Roderick A. Heelis, PhDDirector, Center for Space Sciences
Distinguished Chair in Natural Sciences & Mathematics
B.S., Mathematics (First Class Honours), University of Sheffield, England
PhD, Applied and Computational Mathematics, University of Sheffield
Dr. Heelis’s research interests focus on understanding the interaction of planetary environments with the Sun. For the Earth this interaction is influenced by the atmosphere and the magnetic field and directly affects the successful operation of space-based communication and navigation systems.
My primary research interests center around the analysis and interpretation of data from Earth orbiting satellites. These data describe the density and motion of charged particles in the upper atmosphere. Theses particles are strongly influenced by the Earth’s magnetic field and by electric fields that arise from motions of the atmosphere and the interaction of the planet with the interplanetary medium.
Our data sources from the Defense Meteorological Satellite Program and from FormosaSat-1 are very extensive and with data visualization tools we are constructing a global description of the dynamics of the charged particles and how it changes in response to variations on the Sun. In 2006 we will launch a new satellite-based experiment to examine the relationships between charged and neutral motions at low latitudes in the upper atmosphere. New instrumentation being flown in this mission will require extensive development of software to produce geophysical parameters that will make up a unique data set that has never before been available from space.
Computer models of the upper atmosphere and ionosphere can also be extremely useful in studying the Earth’s space environment. With these models we conduct numerical experiments to understand the extremes of behavior that can be achieved with different drivers for electric fields. Comparisons between these numerical results and experimental data from space and from the ground are an important part of the analysis and interpretation procedures that we undertake.
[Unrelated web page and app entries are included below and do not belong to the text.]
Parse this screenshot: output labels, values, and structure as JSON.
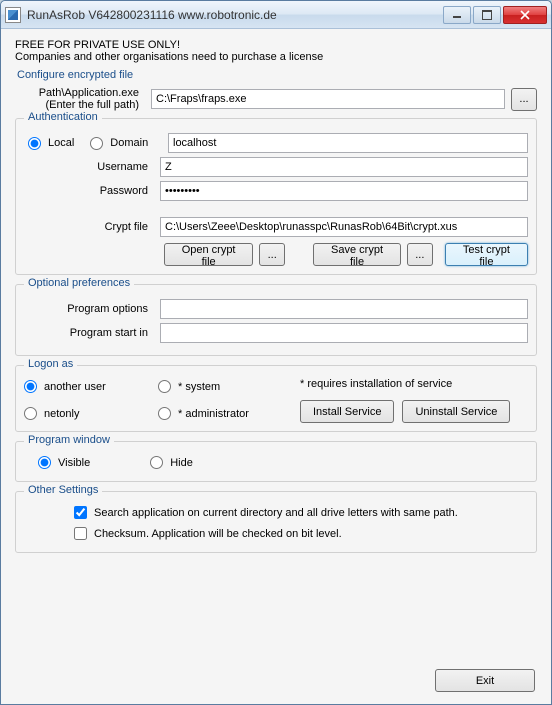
{
  "window": {
    "title": "RunAsRob V642800231116 www.robotronic.de"
  },
  "header": {
    "free_line": "FREE FOR PRIVATE USE ONLY!",
    "license_line": "Companies and other organisations need to purchase a license"
  },
  "configure": {
    "section_label": "Configure encrypted file",
    "path_label_line1": "Path\\Application.exe",
    "path_label_line2": "(Enter the full path)",
    "path_value": "C:\\Fraps\\fraps.exe",
    "browse": "..."
  },
  "auth": {
    "legend": "Authentication",
    "local_label": "Local",
    "domain_label": "Domain",
    "mode": "local",
    "host_value": "localhost",
    "username_label": "Username",
    "username_value": "Z",
    "password_label": "Password",
    "password_value": "•••••••••",
    "cryptfile_label": "Crypt file",
    "cryptfile_value": "C:\\Users\\Zeee\\Desktop\\runasspc\\RunasRob\\64Bit\\crypt.xus",
    "open_label": "Open crypt file",
    "open_ellipsis": "...",
    "save_label": "Save crypt file",
    "save_ellipsis": "...",
    "test_label": "Test crypt file"
  },
  "optional": {
    "legend": "Optional preferences",
    "program_options_label": "Program options",
    "program_options_value": "",
    "program_startin_label": "Program start in",
    "program_startin_value": ""
  },
  "logon": {
    "legend": "Logon as",
    "another_user": "another user",
    "netonly": "netonly",
    "system": "* system",
    "administrator": "* administrator",
    "selected": "another_user",
    "requires_note": "* requires installation of service",
    "install_label": "Install Service",
    "uninstall_label": "Uninstall Service"
  },
  "progwin": {
    "legend": "Program window",
    "visible": "Visible",
    "hide": "Hide",
    "selected": "visible"
  },
  "other": {
    "legend": "Other Settings",
    "search_checked": true,
    "search_label": "Search application on current directory and all drive letters with same path.",
    "checksum_checked": false,
    "checksum_label": "Checksum. Application will be checked on bit level."
  },
  "footer": {
    "exit": "Exit"
  }
}
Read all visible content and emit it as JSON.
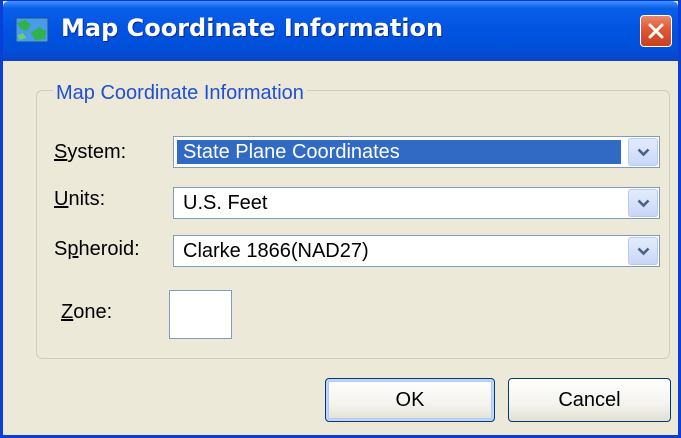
{
  "window": {
    "title": "Map Coordinate Information",
    "icon": "map-icon",
    "close_icon": "close-icon"
  },
  "group": {
    "legend": "Map Coordinate Information"
  },
  "fields": {
    "system": {
      "label_mnemonic": "S",
      "label_rest": "ystem:",
      "value": "State Plane Coordinates"
    },
    "units": {
      "label_mnemonic": "U",
      "label_rest": "nits:",
      "value": "U.S. Feet"
    },
    "spheroid": {
      "label_before": "S",
      "label_mnemonic": "p",
      "label_rest": "heroid:",
      "value": "Clarke 1866(NAD27)"
    },
    "zone": {
      "label_mnemonic": "Z",
      "label_rest": "one:",
      "value": ""
    }
  },
  "buttons": {
    "ok": "OK",
    "cancel": "Cancel"
  },
  "colors": {
    "title_bar": "#0053e1",
    "selection": "#316ac5",
    "legend_text": "#1f4fd4",
    "close_button": "#e05a36"
  }
}
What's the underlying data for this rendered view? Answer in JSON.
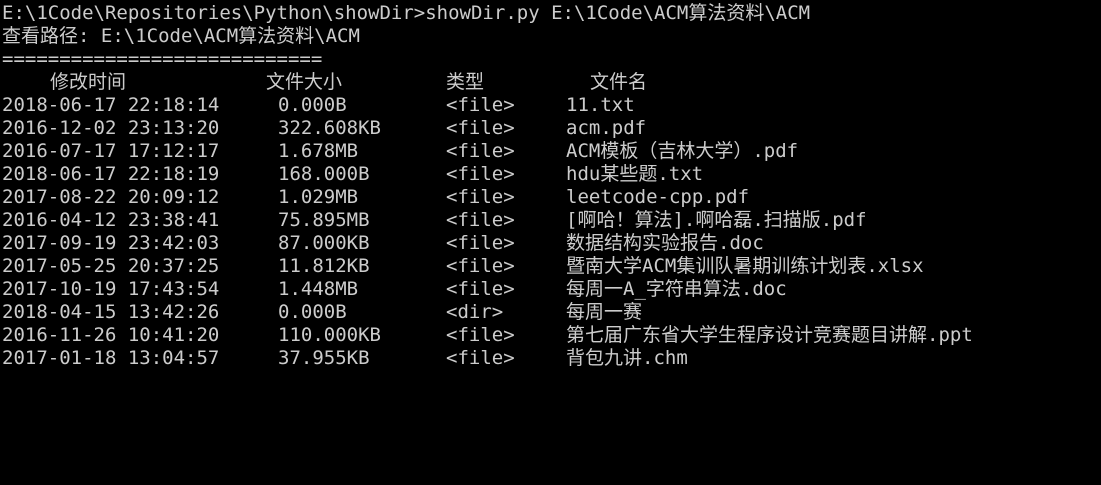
{
  "command_line": "E:\\1Code\\Repositories\\Python\\showDir>showDir.py E:\\1Code\\ACM算法资料\\ACM",
  "path_line": "查看路径: E:\\1Code\\ACM算法资料\\ACM",
  "separator": "============================",
  "headers": {
    "time": "修改时间",
    "size": "文件大小",
    "type": "类型",
    "name": "文件名"
  },
  "rows": [
    {
      "time": "2018-06-17 22:18:14",
      "size": "0.000B",
      "type": "<file>",
      "name": "11.txt"
    },
    {
      "time": "2016-12-02 23:13:20",
      "size": "322.608KB",
      "type": "<file>",
      "name": "acm.pdf"
    },
    {
      "time": "2016-07-17 17:12:17",
      "size": "1.678MB",
      "type": "<file>",
      "name": "ACM模板（吉林大学）.pdf"
    },
    {
      "time": "2018-06-17 22:18:19",
      "size": "168.000B",
      "type": "<file>",
      "name": "hdu某些题.txt"
    },
    {
      "time": "2017-08-22 20:09:12",
      "size": "1.029MB",
      "type": "<file>",
      "name": "leetcode-cpp.pdf"
    },
    {
      "time": "2016-04-12 23:38:41",
      "size": "75.895MB",
      "type": "<file>",
      "name": "[啊哈！算法].啊哈磊.扫描版.pdf"
    },
    {
      "time": "2017-09-19 23:42:03",
      "size": "87.000KB",
      "type": "<file>",
      "name": "数据结构实验报告.doc"
    },
    {
      "time": "2017-05-25 20:37:25",
      "size": "11.812KB",
      "type": "<file>",
      "name": "暨南大学ACM集训队暑期训练计划表.xlsx"
    },
    {
      "time": "2017-10-19 17:43:54",
      "size": "1.448MB",
      "type": "<file>",
      "name": "每周一A_字符串算法.doc"
    },
    {
      "time": "2018-04-15 13:42:26",
      "size": "0.000B",
      "type": "<dir>",
      "name": "每周一赛"
    },
    {
      "time": "2016-11-26 10:41:20",
      "size": "110.000KB",
      "type": "<file>",
      "name": "第七届广东省大学生程序设计竞赛题目讲解.ppt"
    },
    {
      "time": "2017-01-18 13:04:57",
      "size": "37.955KB",
      "type": "<file>",
      "name": "背包九讲.chm"
    }
  ]
}
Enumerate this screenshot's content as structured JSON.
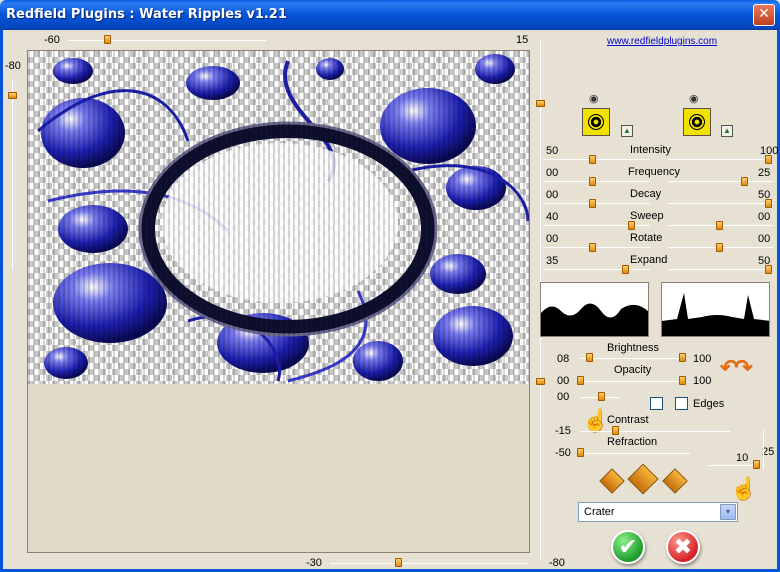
{
  "window": {
    "title": "Redfield Plugins : Water Ripples v1.21",
    "close_glyph": "✕"
  },
  "top_slider": {
    "min_label": "-60",
    "value_label": "15"
  },
  "left_slider": {
    "label": "-80"
  },
  "bottom_slider": {
    "label": "-30"
  },
  "right_slider": {
    "label": "-80"
  },
  "link": "www.redfieldplugins.com",
  "swatches": {
    "left_icon": "eye-icon",
    "right_icon": "eye-icon",
    "triangle_glyph": "▲"
  },
  "params": [
    {
      "name": "Intensity",
      "left": "50",
      "right": "100"
    },
    {
      "name": "Frequency",
      "left": "00",
      "right": "25"
    },
    {
      "name": "Decay",
      "left": "00",
      "right": "50"
    },
    {
      "name": "Sweep",
      "left": "40",
      "right": "00"
    },
    {
      "name": "Rotate",
      "left": "00",
      "right": "00"
    },
    {
      "name": "Expand",
      "left": "35",
      "right": "50"
    }
  ],
  "lighting": {
    "brightness_label": "Brightness",
    "brightness_left": "08",
    "brightness_right": "100",
    "opacity_label": "Opacity",
    "opacity_left": "00",
    "opacity_right": "100",
    "third_left": "00",
    "edges_label": "Edges",
    "contrast_label": "Contrast",
    "contrast_value": "-15",
    "refraction_label": "Refraction",
    "refraction_value": "-50",
    "right_value": "10",
    "far_right_value": "25"
  },
  "mode_select": {
    "value": "Crater",
    "arrow_glyph": "▾"
  },
  "buttons": {
    "ok_glyph": "✔",
    "cancel_glyph": "✖"
  },
  "colors": {
    "titlebar": "#0553d6",
    "panel": "#e7e1d4",
    "thumb": "#f0a020",
    "ripple_blue": "#2a2ed0"
  }
}
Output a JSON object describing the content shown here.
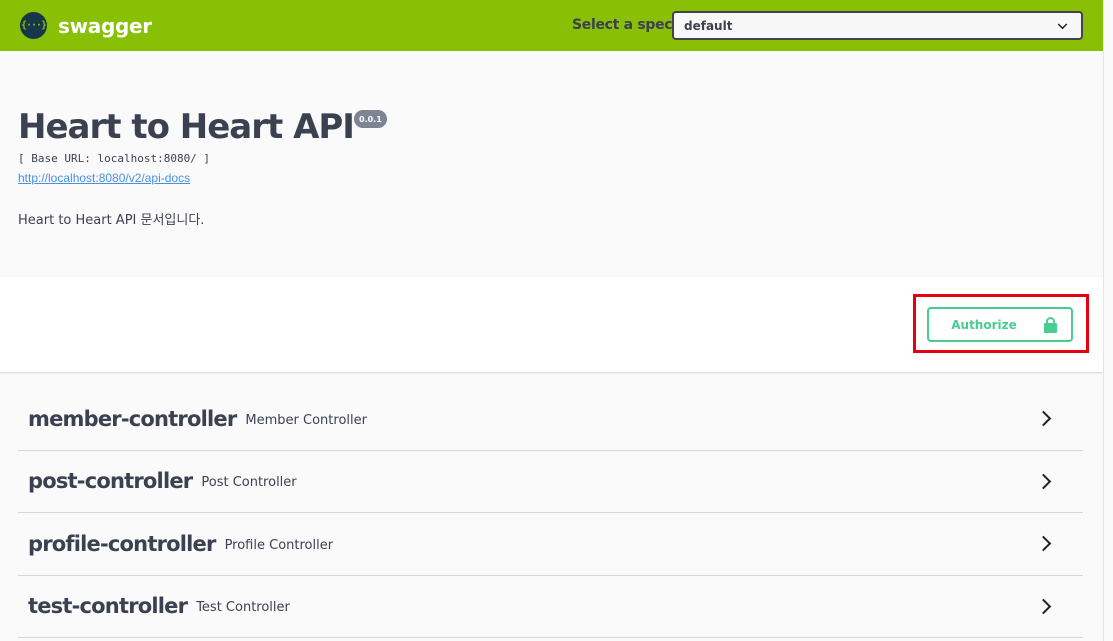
{
  "topbar": {
    "logo_glyph": "{···}",
    "logo_text": "swagger",
    "spec_label": "Select a spec",
    "spec_value": "default"
  },
  "info": {
    "title": "Heart to Heart API",
    "version": "0.0.1",
    "base_url": "[ Base URL: localhost:8080/ ]",
    "docs_link": "http://localhost:8080/v2/api-docs",
    "description": "Heart to Heart API 문서입니다."
  },
  "scheme": {
    "authorize_label": "Authorize"
  },
  "tags": [
    {
      "name": "member-controller",
      "description": "Member Controller"
    },
    {
      "name": "post-controller",
      "description": "Post Controller"
    },
    {
      "name": "profile-controller",
      "description": "Profile Controller"
    },
    {
      "name": "test-controller",
      "description": "Test Controller"
    }
  ],
  "colors": {
    "topbar": "#89bf04",
    "authorize": "#49cc90",
    "highlight": "#e60012",
    "text": "#3b4151",
    "link": "#4990e2"
  }
}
In addition to these scientific studies I’m also interested in new techniques to obtain thermal plasma measurements and reduce the data. Among my present interests in this area are cylindrical section collectors and methods for deriving constituent ion temperatures in the upper atmosphere
- Updated: July 24, 2013